■ Brief ■
The expected output is every entry below, exact in every character.

■ Given entries ■
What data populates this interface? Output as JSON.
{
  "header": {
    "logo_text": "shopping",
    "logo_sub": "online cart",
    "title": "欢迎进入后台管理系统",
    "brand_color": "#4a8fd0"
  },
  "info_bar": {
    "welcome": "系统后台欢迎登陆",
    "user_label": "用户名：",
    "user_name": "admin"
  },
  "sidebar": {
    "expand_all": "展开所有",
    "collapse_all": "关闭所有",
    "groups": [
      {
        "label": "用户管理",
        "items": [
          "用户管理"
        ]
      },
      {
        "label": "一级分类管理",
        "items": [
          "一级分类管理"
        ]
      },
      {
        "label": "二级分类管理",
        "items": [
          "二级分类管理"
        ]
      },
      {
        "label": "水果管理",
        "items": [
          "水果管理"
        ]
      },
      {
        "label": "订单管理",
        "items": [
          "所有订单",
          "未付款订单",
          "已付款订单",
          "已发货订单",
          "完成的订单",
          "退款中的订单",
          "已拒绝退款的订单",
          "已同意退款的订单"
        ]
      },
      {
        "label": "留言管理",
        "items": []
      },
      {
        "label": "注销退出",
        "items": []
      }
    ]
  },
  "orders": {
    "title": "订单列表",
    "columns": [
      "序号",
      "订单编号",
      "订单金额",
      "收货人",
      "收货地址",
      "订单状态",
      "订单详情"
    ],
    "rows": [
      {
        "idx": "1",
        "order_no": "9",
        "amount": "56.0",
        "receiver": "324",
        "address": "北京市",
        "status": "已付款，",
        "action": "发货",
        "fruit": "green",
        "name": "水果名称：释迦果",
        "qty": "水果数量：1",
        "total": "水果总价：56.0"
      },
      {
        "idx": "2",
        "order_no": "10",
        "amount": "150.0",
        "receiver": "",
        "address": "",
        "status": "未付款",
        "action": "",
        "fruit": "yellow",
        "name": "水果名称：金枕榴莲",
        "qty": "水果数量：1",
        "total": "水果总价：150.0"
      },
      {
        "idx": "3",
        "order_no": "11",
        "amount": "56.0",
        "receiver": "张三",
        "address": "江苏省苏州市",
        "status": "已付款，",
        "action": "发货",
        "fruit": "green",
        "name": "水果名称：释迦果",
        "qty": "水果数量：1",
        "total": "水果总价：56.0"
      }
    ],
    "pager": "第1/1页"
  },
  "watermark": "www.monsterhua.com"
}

■ Output below ■
What data populates this interface? Output as JSON.
{
  "header": {
    "logo_text": "shopping",
    "logo_sub": "online cart",
    "title": "欢迎进入后台管理系统",
    "brand_color": "#4a8fd0"
  },
  "info_bar": {
    "welcome": "系统后台欢迎登陆",
    "user_label": "用户名：",
    "user_name": "admin"
  },
  "sidebar": {
    "expand_all": "展开所有",
    "collapse_all": "关闭所有",
    "groups": [
      {
        "label": "用户管理",
        "items": [
          "用户管理"
        ]
      },
      {
        "label": "一级分类管理",
        "items": [
          "一级分类管理"
        ]
      },
      {
        "label": "二级分类管理",
        "items": [
          "二级分类管理"
        ]
      },
      {
        "label": "水果管理",
        "items": [
          "水果管理"
        ]
      },
      {
        "label": "订单管理",
        "items": [
          "所有订单",
          "未付款订单",
          "已付款订单",
          "已发货订单",
          "完成的订单",
          "退款中的订单",
          "已拒绝退款的订单",
          "已同意退款的订单"
        ]
      },
      {
        "label": "留言管理",
        "items": []
      },
      {
        "label": "注销退出",
        "items": []
      }
    ]
  },
  "orders": {
    "title": "订单列表",
    "columns": [
      "序号",
      "订单编号",
      "订单金额",
      "收货人",
      "收货地址",
      "订单状态",
      "订单详情"
    ],
    "rows": [
      {
        "idx": "1",
        "order_no": "9",
        "amount": "56.0",
        "receiver": "324",
        "address": "北京市",
        "status": "已付款，",
        "action": "发货",
        "fruit": "green",
        "name": "水果名称：释迦果",
        "qty": "水果数量：1",
        "total": "水果总价：56.0"
      },
      {
        "idx": "2",
        "order_no": "10",
        "amount": "150.0",
        "receiver": "",
        "address": "",
        "status": "未付款",
        "action": "",
        "fruit": "yellow",
        "name": "水果名称：金枕榴莲",
        "qty": "水果数量：1",
        "total": "水果总价：150.0"
      },
      {
        "idx": "3",
        "order_no": "11",
        "amount": "56.0",
        "receiver": "张三",
        "address": "江苏省苏州市",
        "status": "已付款，",
        "action": "发货",
        "fruit": "green",
        "name": "水果名称：释迦果",
        "qty": "水果数量：1",
        "total": "水果总价：56.0"
      }
    ],
    "pager": "第1/1页"
  },
  "watermark": "www.monsterhua.com"
}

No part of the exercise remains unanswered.